▶ _What you will do_: Please set down all of the data below verbatim.
########################################
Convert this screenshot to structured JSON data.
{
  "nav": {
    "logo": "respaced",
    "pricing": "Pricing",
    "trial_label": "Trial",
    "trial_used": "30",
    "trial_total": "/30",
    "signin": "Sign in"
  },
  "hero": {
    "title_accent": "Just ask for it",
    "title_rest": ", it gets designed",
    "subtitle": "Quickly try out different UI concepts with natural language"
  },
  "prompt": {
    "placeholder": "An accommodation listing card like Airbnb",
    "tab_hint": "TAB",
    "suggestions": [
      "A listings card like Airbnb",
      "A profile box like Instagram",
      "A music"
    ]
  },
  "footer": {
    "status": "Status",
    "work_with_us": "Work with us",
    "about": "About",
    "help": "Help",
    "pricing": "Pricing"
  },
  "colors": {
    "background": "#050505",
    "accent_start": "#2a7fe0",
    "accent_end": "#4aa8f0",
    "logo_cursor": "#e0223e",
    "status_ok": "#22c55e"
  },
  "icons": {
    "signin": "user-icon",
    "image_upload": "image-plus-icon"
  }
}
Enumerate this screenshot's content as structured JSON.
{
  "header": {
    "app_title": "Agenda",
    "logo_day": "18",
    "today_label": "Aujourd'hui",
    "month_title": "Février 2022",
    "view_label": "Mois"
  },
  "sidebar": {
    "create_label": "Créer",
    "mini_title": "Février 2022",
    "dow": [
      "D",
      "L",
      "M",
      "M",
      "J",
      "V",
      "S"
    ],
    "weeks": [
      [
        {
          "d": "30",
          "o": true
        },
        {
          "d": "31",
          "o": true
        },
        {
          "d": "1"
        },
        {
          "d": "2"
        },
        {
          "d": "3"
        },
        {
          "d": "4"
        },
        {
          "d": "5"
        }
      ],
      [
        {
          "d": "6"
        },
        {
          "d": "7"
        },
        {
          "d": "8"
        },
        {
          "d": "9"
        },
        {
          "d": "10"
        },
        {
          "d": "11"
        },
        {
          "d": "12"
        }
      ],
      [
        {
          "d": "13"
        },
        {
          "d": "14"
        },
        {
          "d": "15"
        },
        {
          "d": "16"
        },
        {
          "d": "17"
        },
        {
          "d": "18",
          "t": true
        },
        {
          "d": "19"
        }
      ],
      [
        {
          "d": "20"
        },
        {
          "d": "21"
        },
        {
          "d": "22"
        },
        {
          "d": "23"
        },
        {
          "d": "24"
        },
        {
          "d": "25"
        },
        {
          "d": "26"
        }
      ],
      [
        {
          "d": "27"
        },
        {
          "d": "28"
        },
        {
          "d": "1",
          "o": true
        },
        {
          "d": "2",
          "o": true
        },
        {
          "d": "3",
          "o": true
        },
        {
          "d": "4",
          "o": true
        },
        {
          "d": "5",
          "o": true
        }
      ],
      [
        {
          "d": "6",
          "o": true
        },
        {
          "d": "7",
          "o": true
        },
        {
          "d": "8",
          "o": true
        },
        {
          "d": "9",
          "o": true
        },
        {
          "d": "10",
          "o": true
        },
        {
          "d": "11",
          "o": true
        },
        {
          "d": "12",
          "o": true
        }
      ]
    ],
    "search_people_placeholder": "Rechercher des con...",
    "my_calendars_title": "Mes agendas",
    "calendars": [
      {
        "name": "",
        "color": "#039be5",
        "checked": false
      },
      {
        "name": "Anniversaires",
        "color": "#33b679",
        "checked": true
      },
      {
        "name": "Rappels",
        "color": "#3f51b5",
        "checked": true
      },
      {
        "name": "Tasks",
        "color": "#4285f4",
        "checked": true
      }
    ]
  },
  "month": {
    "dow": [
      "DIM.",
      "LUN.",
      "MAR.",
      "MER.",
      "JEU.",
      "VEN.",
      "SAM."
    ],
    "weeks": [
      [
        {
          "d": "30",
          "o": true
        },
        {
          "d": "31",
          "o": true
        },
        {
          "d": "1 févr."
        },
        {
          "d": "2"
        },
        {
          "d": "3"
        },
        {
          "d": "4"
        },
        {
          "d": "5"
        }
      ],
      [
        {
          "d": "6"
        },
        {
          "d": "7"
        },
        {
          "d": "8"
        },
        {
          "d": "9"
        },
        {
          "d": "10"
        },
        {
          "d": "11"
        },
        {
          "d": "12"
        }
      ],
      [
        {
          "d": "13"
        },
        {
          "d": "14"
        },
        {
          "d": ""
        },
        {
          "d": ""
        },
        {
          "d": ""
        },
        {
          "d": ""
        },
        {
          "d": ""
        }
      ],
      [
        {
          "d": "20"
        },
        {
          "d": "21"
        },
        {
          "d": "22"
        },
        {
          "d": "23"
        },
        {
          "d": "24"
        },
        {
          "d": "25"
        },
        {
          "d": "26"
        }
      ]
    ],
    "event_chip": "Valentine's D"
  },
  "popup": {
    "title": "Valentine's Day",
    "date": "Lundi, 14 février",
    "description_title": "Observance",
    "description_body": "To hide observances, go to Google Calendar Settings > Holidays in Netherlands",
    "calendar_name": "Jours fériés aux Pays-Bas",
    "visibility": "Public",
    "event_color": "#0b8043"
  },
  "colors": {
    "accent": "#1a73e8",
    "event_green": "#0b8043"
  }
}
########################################
▶ _The completed task_:
Convert this screenshot to structured JSON data.
{
  "nav": {
    "logo": "respaced",
    "pricing": "Pricing",
    "trial_label": "Trial",
    "trial_used": "30",
    "trial_total": "/30",
    "signin": "Sign in"
  },
  "hero": {
    "title_accent": "Just ask for it",
    "title_rest": ", it gets designed",
    "subtitle": "Quickly try out different UI concepts with natural language"
  },
  "prompt": {
    "placeholder": "An accommodation listing card like Airbnb",
    "tab_hint": "TAB",
    "suggestions": [
      "A listings card like Airbnb",
      "A profile box like Instagram",
      "A music"
    ]
  },
  "footer": {
    "status": "Status",
    "work_with_us": "Work with us",
    "about": "About",
    "help": "Help",
    "pricing": "Pricing"
  },
  "colors": {
    "background": "#050505",
    "accent_start": "#2a7fe0",
    "accent_end": "#4aa8f0",
    "logo_cursor": "#e0223e",
    "status_ok": "#22c55e"
  },
  "icons": {
    "signin": "user-icon",
    "image_upload": "image-plus-icon"
  }
}
Enumerate this screenshot's content as structured JSON.
{
  "header": {
    "app_title": "Agenda",
    "logo_day": "18",
    "today_label": "Aujourd'hui",
    "month_title": "Février 2022",
    "view_label": "Mois"
  },
  "sidebar": {
    "create_label": "Créer",
    "mini_title": "Février 2022",
    "dow": [
      "D",
      "L",
      "M",
      "M",
      "J",
      "V",
      "S"
    ],
    "weeks": [
      [
        {
          "d": "30",
          "o": true
        },
        {
          "d": "31",
          "o": true
        },
        {
          "d": "1"
        },
        {
          "d": "2"
        },
        {
          "d": "3"
        },
        {
          "d": "4"
        },
        {
          "d": "5"
        }
      ],
      [
        {
          "d": "6"
        },
        {
          "d": "7"
        },
        {
          "d": "8"
        },
        {
          "d": "9"
        },
        {
          "d": "10"
        },
        {
          "d": "11"
        },
        {
          "d": "12"
        }
      ],
      [
        {
          "d": "13"
        },
        {
          "d": "14"
        },
        {
          "d": "15"
        },
        {
          "d": "16"
        },
        {
          "d": "17"
        },
        {
          "d": "18",
          "t": true
        },
        {
          "d": "19"
        }
      ],
      [
        {
          "d": "20"
        },
        {
          "d": "21"
        },
        {
          "d": "22"
        },
        {
          "d": "23"
        },
        {
          "d": "24"
        },
        {
          "d": "25"
        },
        {
          "d": "26"
        }
      ],
      [
        {
          "d": "27"
        },
        {
          "d": "28"
        },
        {
          "d": "1",
          "o": true
        },
        {
          "d": "2",
          "o": true
        },
        {
          "d": "3",
          "o": true
        },
        {
          "d": "4",
          "o": true
        },
        {
          "d": "5",
          "o": true
        }
      ],
      [
        {
          "d": "6",
          "o": true
        },
        {
          "d": "7",
          "o": true
        },
        {
          "d": "8",
          "o": true
        },
        {
          "d": "9",
          "o": true
        },
        {
          "d": "10",
          "o": true
        },
        {
          "d": "11",
          "o": true
        },
        {
          "d": "12",
          "o": true
        }
      ]
    ],
    "search_people_placeholder": "Rechercher des con...",
    "my_calendars_title": "Mes agendas",
    "calendars": [
      {
        "name": "",
        "color": "#039be5",
        "checked": false
      },
      {
        "name": "Anniversaires",
        "color": "#33b679",
        "checked": true
      },
      {
        "name": "Rappels",
        "color": "#3f51b5",
        "checked": true
      },
      {
        "name": "Tasks",
        "color": "#4285f4",
        "checked": true
      }
    ]
  },
  "month": {
    "dow": [
      "DIM.",
      "LUN.",
      "MAR.",
      "MER.",
      "JEU.",
      "VEN.",
      "SAM."
    ],
    "weeks": [
      [
        {
          "d": "30",
          "o": true
        },
        {
          "d": "31",
          "o": true
        },
        {
          "d": "1 févr."
        },
        {
          "d": "2"
        },
        {
          "d": "3"
        },
        {
          "d": "4"
        },
        {
          "d": "5"
        }
      ],
      [
        {
          "d": "6"
        },
        {
          "d": "7"
        },
        {
          "d": "8"
        },
        {
          "d": "9"
        },
        {
          "d": "10"
        },
        {
          "d": "11"
        },
        {
          "d": "12"
        }
      ],
      [
        {
          "d": "13"
        },
        {
          "d": "14"
        },
        {
          "d": ""
        },
        {
          "d": ""
        },
        {
          "d": ""
        },
        {
          "d": ""
        },
        {
          "d": ""
        }
      ],
      [
        {
          "d": "20"
        },
        {
          "d": "21"
        },
        {
          "d": "22"
        },
        {
          "d": "23"
        },
        {
          "d": "24"
        },
        {
          "d": "25"
        },
        {
          "d": "26"
        }
      ]
    ],
    "event_chip": "Valentine's D"
  },
  "popup": {
    "title": "Valentine's Day",
    "date": "Lundi, 14 février",
    "description_title": "Observance",
    "description_body": "To hide observances, go to Google Calendar Settings > Holidays in Netherlands",
    "calendar_name": "Jours fériés aux Pays-Bas",
    "visibility": "Public",
    "event_color": "#0b8043"
  },
  "colors": {
    "accent": "#1a73e8",
    "event_green": "#0b8043"
  }
}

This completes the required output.